Nat O'Connor: It is reported that the Government is considering an early move to close down the 'Double Irish' tax avoidance method permitted by Irish tax law. (Link: Irish Times)
Global pressure is mounting, including from Brussels' investigation into Apple, the US Congress continuing to be concerned about US companies not paying pay at home, and the OECD working on a framework for a new multinational agreement on Corporation Tax.
There appears to be a choice. The Government might "secure better international terms for phasing out such mechanisms by moving early" but IBEC's CEO argues that "a “majority” of businesses here would prefer it if the Government awaited actual action at global level before any Irish move."
Reporting, Arthur Beesley concludes that "The irony, indeed, is that there is no apparent threat to the 12.5 per cent rate itself." But there is no irony. The issue of Ireland's corporation tax regime has always been about the rules, not the rate. In TASC's report, Tax Injustice, the Double Irish tax avoidance method is explained (from page 16).
The likely medium-term outcome of an international agreement on corporation tax is that Ireland will need to change part of our industrial strategy. Currently, we take a little corporation tax from a lot of companies - some of which are based in Ireland because our tax rules allow them to lower the amount of tax they pay globally. In future, to keep up corporation tax revenues, Ireland may need to take more tax from fewer companies. In other words, the pressure to change the 12.5% rate will come from within Ireland to maintain our level of tax take from corporations.

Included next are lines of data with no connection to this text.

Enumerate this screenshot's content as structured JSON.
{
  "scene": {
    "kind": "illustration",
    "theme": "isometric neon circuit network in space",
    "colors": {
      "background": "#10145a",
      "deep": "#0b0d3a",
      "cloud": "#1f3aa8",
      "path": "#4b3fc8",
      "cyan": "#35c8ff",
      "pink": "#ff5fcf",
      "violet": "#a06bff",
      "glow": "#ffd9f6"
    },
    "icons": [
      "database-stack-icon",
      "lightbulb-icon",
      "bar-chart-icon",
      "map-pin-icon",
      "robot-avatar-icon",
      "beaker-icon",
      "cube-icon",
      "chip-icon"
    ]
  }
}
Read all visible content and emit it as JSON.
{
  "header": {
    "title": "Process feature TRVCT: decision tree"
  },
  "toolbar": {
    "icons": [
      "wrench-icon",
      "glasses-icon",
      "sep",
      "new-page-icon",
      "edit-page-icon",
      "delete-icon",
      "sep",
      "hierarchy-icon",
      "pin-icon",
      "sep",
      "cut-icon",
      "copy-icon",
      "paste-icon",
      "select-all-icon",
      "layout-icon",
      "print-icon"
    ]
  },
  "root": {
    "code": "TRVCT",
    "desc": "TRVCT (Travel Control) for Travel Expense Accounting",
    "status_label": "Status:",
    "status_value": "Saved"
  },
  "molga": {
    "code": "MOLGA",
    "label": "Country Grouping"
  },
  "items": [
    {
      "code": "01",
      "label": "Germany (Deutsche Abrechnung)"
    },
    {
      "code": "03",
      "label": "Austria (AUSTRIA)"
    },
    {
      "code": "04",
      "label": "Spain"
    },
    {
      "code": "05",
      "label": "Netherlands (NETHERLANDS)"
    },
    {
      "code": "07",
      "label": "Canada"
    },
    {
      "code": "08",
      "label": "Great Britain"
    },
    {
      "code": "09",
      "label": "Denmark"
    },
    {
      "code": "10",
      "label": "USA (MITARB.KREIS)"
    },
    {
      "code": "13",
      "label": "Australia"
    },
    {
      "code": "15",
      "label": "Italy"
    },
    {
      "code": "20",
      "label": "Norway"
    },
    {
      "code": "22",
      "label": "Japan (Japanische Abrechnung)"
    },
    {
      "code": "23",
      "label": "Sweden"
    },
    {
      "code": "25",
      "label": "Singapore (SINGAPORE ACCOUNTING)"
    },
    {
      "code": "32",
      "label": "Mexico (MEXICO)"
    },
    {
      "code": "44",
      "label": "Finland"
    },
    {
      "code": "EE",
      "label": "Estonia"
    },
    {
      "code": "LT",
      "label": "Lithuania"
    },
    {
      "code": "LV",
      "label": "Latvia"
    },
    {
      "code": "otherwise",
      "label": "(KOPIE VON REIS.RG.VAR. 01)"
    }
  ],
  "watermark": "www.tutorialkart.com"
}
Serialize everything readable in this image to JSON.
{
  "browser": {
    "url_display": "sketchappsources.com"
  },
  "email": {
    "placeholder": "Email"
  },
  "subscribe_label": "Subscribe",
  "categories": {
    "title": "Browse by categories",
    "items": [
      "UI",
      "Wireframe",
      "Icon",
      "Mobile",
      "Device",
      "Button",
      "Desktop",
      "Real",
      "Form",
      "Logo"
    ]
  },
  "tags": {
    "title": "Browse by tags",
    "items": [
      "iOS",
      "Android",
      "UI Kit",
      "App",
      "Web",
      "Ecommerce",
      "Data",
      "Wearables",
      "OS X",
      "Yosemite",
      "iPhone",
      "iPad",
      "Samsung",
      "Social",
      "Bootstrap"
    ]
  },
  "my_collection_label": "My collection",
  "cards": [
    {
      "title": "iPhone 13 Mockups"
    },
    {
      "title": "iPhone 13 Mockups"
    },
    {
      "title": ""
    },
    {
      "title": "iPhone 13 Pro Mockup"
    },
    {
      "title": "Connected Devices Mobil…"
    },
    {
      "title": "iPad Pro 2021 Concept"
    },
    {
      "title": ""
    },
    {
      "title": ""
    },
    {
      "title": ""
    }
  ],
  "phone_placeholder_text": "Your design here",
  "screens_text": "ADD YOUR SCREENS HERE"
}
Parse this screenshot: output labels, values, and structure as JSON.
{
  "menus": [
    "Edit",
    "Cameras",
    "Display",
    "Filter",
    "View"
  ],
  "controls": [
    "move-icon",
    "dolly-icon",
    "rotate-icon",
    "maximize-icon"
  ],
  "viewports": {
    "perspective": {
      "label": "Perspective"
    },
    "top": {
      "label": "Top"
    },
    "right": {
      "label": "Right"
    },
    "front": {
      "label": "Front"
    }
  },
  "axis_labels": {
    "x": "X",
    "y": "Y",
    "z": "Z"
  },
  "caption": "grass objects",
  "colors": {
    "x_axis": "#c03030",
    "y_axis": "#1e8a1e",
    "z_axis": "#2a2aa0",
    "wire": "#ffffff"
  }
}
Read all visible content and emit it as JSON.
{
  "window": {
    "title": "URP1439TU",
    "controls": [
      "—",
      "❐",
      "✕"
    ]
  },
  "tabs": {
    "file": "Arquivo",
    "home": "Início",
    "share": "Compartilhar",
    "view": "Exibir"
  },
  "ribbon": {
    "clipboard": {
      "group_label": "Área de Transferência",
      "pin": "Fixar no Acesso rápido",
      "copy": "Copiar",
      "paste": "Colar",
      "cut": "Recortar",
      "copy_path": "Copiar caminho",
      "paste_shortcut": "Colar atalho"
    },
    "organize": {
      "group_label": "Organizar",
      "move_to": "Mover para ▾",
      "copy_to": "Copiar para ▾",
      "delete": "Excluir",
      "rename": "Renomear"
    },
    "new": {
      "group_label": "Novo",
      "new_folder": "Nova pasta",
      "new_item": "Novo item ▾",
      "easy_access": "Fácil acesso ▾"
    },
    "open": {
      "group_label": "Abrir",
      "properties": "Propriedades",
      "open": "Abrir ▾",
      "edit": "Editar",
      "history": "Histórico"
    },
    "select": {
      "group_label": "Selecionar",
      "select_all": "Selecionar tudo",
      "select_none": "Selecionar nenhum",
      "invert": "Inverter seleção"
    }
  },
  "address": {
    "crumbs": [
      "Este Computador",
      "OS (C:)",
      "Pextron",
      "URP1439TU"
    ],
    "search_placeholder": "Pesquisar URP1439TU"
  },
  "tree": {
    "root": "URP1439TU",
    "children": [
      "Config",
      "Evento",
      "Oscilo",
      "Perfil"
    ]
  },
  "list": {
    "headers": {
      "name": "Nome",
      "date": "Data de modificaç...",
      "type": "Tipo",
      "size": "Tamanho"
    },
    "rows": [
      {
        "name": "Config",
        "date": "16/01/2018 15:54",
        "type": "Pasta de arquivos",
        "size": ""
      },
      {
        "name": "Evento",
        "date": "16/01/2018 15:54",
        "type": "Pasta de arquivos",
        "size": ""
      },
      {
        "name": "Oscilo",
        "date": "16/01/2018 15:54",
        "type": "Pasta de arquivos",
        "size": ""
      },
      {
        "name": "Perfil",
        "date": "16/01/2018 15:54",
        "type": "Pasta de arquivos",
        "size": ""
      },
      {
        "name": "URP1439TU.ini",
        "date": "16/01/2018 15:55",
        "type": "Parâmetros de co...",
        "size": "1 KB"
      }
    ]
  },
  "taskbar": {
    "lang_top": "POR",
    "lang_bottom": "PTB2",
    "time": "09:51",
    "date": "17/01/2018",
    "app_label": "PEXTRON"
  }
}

Bearing in mind that the large majority of companies (mostly SMEs) don't pay significant levels of corporation tax, the tax bill will probably land with the bigger companies - some of which are globally mobile, but others of which are embedded in Ireland's economy. The larger companies are also likely to be the most influential in the business lobby group IBEC's push against changing the rules - as they would be in the Government's sights to pay more tax. Although a 'majority' of them might oppose changes now, they are a minority of all companies and employers in Ireland.
Another possible future is that the global rules are tightened (with or without Ireland's co-operation) but the Government decides not to seek more tax from profitable companies here. That would mean a further erosion of Ireland's tax base, which at three-quarters of the EU average is already among the lowest in Europe. Such erosion would mean weaker public services, low levels of social transfers, and even weaker public investment: a recipe for further economic stagnation and hardship.
In all likelihood, three of the largest economies in the world are likely to press for significant change (i.e. the USA, France and Germany). Although this might happen slowly rather than overnight, Ireland will inevitably be carried along by whatever new consensus emerges. So there is a good argument for moving early. What kind of 'better international terms' might Ireland get? Maybe some commitments from large multi-nationals with significant state contracts to stay based in Ireland. Maybe some concession on our legacy bank debt from the EU. But if Ireland is dragged along reluctantly along with other countries that facilitate tax avoidance (like the Netherlands and Luxemburg), this will neither help our reputation nor give us any bargaining power. However, those countries have more alternative strengths in their domestic economies compared to Ireland and can maybe better afford to wait and see.
The Government's consultation on this ends on 22 July. Whatever way this issue turns out, it is likely that international moves to limit companies ability to locate in Ireland to avoid taxation will lead to some companies leaving - although it remains to be seen what that will mean in terms of jobs. Even if this is just a risk, not a certainty, there there is a need to boost all the other reasons why Ireland is competitive, including English language fluency, membership of the Euro zone, an ICT-literate young workforce, and so on. Public services like education, as well as public investment in broadband, the energy grid, re-training schemes and even the Youth Guarantee are all ways for the Government to boost Ireland's attractiveness for business.
But this all costs money... which brings us back to the question of how we get our tax system to add up to provide an adequate level of revenue, including from corporate taxes.
Nat O’Connor is a member of the Institute for Research in Social Sciences (IRiSS) and a Lecturer of Public Policy and Public Management in the School of Criminology, Politics and Social Policy at Ulster University.
Previously Director of TASC, Nat also led the research team in Dublin’s Homeless Agency.
Nat holds a PhD in Political Science from Trinity College Dublin (2008) and an MA in Political Science and Social Policy form the University of Dundee (1998). Nat’s primary research interest is in how research-informed public policy can achieve social justice and human wellbeing. Nat’s work has focused on economic inequality, housing and homelessness, democratic accountability and public policy analysis. His PhD focused on public access to information as part of democratic policy making.